Honda T, Ni YX, Miwatani T: Purification and characterization of a hemolysin produced by a clinical isolate of Kanagawa phenomenon-negative Vibrio parahaemolyticus and related to the thermostable direct hemolysin. Infect Immun. 1988, 56: 961-965.
Shime-Hattori A, Iida T, Arita M, Park KS, Kodama T, Honda T: Two type IV pili of Vibrio parahaemolyticus play different roles in biofilm formation. FEMS Microbiol Lett. 2006, 264: 89-97. 10.1111/j.1574-6968.2006.00438.x.
Parales RE, Harwood CS: Construction and use of a new broad-host range lacZ transcriptional fusion vector, pHRP309, for Gram- bacteria. Gene. 1993, 133: 23-30. 10.1016/0378-1119(93)90220-W.
Miller JH: Experiment 48 Assay of β-Galactosidase. Experiments in Molecular Genetics. Edited by: Miller J. 1972, New York: Cold Spring Harbor Laboratory, 352-355.
This work was supported by a Grant-in-Aid for the 21st Century Center of Excellent Program, Human Nutritional Science on Stress Control, The University of Tokushima.

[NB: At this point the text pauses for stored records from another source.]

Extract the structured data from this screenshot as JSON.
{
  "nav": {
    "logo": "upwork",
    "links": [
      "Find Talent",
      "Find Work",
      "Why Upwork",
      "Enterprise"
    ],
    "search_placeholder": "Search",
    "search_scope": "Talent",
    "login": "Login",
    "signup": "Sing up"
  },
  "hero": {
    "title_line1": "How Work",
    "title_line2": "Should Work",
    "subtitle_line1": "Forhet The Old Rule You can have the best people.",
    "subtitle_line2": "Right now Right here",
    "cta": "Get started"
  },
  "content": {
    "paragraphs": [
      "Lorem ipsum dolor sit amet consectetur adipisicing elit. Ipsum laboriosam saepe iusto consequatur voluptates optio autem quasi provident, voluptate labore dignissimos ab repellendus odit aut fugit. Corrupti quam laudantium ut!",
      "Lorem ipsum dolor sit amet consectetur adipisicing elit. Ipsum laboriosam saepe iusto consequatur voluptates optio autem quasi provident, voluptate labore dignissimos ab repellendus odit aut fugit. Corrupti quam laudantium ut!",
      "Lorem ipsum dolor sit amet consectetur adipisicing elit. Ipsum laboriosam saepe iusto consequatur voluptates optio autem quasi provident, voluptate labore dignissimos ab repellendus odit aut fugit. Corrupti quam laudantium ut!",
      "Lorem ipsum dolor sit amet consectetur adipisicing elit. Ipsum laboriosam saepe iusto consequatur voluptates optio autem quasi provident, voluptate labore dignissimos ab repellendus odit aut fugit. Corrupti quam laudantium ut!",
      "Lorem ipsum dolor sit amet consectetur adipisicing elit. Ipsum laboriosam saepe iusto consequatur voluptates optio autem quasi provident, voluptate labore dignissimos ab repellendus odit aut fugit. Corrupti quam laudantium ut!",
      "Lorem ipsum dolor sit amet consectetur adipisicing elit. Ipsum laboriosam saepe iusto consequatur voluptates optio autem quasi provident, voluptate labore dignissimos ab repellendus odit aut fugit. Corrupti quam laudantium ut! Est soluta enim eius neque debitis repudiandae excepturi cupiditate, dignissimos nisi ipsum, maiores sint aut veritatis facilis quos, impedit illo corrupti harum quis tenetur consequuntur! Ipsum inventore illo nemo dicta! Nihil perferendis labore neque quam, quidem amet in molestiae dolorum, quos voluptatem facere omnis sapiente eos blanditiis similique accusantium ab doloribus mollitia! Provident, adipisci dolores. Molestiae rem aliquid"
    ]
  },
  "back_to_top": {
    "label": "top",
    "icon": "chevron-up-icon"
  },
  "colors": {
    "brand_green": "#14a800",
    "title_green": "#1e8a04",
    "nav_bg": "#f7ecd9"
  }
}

MN, AT, and ZS performed the experiments and drafted the manuscript. NH and KM participated in the discussions of the study design and provided technical support. YN conceived of the study and drafted the manuscript. All authors have read and approved the final manuscript.